    When I read the pool of ideas presented in this forum we are all able to be in tune with the reponsibility of leadership towards planning and supporting for improved competency and capacity in others ( around links between adopting technologies, strategic planning, PLD planning and $ planning to resource these) and we can also model it through the environment we are presently involved in. It requires keeping enthusiatic and look for others to help drive any purposeful change.




  • sghailes (View all users posts) 06 Dec 2013 6:36pm ()


    Principals need to keep grounded in what they are directing in the use of technology to ensure that it is to enhance the teaching and learning within their schools for all students.

    There is nothing like doing (agree with Bill) and after being emmersed in a year of a blended e-learning environment culminating in an e portfolio for study, to understand the need for careful consideration around steps in our schools with regard to current e learning technology and how it can suit some but not all learners.

    Within strategic planning, ensuring that developments not only meet present foreseeable need but in fact build the capacity of a school to be responsive to future needs and vision.

    There is a certain amount of practicality that comes with that so that...

    -       technology is not implemented for the sake of trend

    -       technology is used to enhance the pedagogical practice of the school

    -       that Professional Learning resources are also planned for and matched financially to enable the effective implementation and adoption of technologies by staff and students

    -       to look to evidence based practice to guide next steps

    -       to look also to what has works in schools and education and to whether that can be enabled within the setting and culture of the school

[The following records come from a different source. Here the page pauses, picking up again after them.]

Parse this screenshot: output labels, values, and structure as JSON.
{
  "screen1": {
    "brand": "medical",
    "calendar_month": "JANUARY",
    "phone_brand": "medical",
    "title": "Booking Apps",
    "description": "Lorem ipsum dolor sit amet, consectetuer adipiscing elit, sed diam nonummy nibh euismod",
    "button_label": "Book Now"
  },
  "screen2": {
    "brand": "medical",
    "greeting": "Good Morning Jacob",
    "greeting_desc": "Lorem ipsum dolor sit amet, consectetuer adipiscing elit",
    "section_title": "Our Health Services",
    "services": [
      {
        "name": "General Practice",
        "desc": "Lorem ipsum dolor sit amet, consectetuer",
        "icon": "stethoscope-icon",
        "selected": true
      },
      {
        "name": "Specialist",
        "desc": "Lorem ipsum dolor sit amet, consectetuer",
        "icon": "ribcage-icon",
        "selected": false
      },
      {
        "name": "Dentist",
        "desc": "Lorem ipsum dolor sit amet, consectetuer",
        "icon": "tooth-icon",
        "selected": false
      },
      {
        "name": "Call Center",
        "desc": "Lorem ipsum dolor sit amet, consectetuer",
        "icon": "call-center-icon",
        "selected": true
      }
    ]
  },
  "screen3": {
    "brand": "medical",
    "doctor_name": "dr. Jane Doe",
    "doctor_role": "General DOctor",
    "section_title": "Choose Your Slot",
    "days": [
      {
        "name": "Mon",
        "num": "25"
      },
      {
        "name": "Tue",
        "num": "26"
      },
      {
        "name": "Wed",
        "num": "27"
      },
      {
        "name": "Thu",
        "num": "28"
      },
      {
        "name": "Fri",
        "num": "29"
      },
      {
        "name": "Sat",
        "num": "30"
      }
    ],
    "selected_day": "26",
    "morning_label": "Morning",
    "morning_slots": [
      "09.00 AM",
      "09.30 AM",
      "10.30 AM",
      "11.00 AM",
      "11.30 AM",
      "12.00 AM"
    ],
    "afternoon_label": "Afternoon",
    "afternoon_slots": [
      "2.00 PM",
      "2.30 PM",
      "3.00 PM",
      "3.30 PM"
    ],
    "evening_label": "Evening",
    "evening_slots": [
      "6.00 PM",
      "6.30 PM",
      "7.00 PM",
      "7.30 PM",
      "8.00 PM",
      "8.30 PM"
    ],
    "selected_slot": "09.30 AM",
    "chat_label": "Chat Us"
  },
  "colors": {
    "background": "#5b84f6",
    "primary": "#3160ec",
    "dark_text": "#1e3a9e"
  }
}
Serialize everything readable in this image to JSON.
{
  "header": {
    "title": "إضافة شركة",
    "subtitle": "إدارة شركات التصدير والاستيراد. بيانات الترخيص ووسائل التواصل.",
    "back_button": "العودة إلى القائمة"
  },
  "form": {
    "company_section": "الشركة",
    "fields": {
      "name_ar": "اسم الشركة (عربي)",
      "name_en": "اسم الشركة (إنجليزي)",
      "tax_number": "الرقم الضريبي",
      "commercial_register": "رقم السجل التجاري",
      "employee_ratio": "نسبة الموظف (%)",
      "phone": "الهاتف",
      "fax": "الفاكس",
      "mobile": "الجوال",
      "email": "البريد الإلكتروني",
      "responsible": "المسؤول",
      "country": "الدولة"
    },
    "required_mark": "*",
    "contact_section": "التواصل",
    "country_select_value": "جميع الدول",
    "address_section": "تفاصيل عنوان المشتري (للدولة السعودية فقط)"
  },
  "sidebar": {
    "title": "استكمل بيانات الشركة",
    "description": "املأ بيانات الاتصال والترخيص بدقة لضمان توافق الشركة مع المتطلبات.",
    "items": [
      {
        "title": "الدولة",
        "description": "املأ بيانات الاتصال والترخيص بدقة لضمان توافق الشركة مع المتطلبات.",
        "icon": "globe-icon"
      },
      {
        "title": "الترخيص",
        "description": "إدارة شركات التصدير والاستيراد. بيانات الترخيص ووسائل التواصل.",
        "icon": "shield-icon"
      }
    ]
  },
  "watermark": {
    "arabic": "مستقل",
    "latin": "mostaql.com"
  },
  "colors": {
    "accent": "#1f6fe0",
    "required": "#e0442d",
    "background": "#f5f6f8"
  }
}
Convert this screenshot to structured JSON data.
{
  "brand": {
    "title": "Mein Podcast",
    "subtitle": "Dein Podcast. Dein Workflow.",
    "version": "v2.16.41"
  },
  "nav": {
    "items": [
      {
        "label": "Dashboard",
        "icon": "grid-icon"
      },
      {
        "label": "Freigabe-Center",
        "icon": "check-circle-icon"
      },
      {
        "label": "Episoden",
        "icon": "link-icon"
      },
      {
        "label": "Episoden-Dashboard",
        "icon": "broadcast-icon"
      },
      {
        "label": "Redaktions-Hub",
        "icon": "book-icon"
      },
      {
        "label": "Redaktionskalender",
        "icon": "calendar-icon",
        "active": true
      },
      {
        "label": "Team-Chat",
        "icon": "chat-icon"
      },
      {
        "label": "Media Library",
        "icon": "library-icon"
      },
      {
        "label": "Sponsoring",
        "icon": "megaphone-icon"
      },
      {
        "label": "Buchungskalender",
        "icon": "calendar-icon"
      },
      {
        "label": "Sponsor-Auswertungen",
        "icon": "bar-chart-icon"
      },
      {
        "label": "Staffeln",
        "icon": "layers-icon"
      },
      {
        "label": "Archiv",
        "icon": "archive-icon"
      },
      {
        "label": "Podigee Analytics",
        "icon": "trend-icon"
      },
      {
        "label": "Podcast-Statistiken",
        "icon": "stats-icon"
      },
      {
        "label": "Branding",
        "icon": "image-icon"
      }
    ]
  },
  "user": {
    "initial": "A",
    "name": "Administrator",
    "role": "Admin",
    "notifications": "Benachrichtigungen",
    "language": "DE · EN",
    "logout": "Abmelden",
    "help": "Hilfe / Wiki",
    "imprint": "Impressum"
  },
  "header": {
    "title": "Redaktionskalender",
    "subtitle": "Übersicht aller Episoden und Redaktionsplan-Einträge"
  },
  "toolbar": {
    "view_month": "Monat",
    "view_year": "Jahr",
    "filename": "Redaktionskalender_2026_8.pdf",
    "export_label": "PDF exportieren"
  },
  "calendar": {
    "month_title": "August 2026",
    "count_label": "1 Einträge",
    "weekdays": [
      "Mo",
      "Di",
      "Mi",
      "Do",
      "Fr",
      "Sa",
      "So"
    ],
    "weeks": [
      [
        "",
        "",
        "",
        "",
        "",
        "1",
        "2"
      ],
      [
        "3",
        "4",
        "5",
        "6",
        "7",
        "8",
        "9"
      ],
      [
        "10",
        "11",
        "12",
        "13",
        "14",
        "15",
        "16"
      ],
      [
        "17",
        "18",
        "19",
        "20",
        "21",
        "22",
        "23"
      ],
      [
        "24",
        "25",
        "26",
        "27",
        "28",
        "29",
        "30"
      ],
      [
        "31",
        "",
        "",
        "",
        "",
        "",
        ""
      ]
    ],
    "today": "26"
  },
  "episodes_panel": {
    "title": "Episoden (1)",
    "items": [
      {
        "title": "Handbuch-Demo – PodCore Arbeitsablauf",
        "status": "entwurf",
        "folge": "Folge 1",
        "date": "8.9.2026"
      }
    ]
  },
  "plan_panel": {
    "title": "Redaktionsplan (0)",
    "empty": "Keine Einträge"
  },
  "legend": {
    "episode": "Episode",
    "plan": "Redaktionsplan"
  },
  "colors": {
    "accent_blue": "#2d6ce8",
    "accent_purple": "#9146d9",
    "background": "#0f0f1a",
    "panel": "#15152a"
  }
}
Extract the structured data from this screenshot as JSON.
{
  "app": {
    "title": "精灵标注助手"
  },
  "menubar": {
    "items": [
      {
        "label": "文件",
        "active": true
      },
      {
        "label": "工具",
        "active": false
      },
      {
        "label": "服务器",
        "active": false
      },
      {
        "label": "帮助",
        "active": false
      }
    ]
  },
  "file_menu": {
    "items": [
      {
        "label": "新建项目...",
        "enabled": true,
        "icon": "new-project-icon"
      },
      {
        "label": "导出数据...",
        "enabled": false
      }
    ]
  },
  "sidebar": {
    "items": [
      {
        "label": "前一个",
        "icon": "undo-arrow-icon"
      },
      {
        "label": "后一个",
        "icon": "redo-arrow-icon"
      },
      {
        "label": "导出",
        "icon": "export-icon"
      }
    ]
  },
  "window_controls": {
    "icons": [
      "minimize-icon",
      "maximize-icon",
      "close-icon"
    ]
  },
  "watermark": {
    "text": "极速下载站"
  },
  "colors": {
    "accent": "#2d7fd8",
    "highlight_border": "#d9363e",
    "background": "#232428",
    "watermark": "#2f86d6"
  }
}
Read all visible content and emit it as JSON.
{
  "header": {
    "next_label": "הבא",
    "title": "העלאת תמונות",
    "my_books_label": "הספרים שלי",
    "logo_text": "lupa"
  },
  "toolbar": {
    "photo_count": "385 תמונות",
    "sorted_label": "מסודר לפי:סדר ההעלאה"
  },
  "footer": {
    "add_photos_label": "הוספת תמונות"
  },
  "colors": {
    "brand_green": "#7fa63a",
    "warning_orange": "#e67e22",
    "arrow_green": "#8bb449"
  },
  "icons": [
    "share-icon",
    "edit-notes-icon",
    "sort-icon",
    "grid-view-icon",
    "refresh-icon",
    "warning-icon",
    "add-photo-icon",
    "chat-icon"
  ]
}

    -       is the community of the school able to access the technology through sound infrastructure and providers

    -       is the community ( looking at the organisation and the whanau it supports) able to access technology in financial terms or does the school need to plan to implement support around that


    Principals need to get a team around the process, need some early adopters and key influencers and stem the decision making from the pedagogical goals of the school in the way they intend to respond to their learners with best practice.


    In my work when introducing and finding the best fit of technology for a student to enhance their learning I look to the SETT framework for inclusive technology implementation.

    This could be perhaps be viewed in a framework for schools in general...

    S – Students – what are the goals for students in their learning at your school?

    E – Environment – what is already done in the environment to support these learning goals?

    T – Tasks – what are the actual tasks that enable the student to achieve their educational goals?

    T – Tools/Technology – what could be included as Tools to enhance the presence, participation and achievement of all students using the data gathered in the first 3 steps?


    Tease out the specifics of each as a team and remember to plan for the professional learning to support any change.

    These processes take energy so buy in is required (use the strengths of the team) and recognise the opportunity to develop leadership in others to build further capacity.

Join this group to contribute to discussions.

e-Learning: Leadership

e-Learning: Leadership

Exploring leadership for change, vision, policy and strategy that integrates ICTs into learning.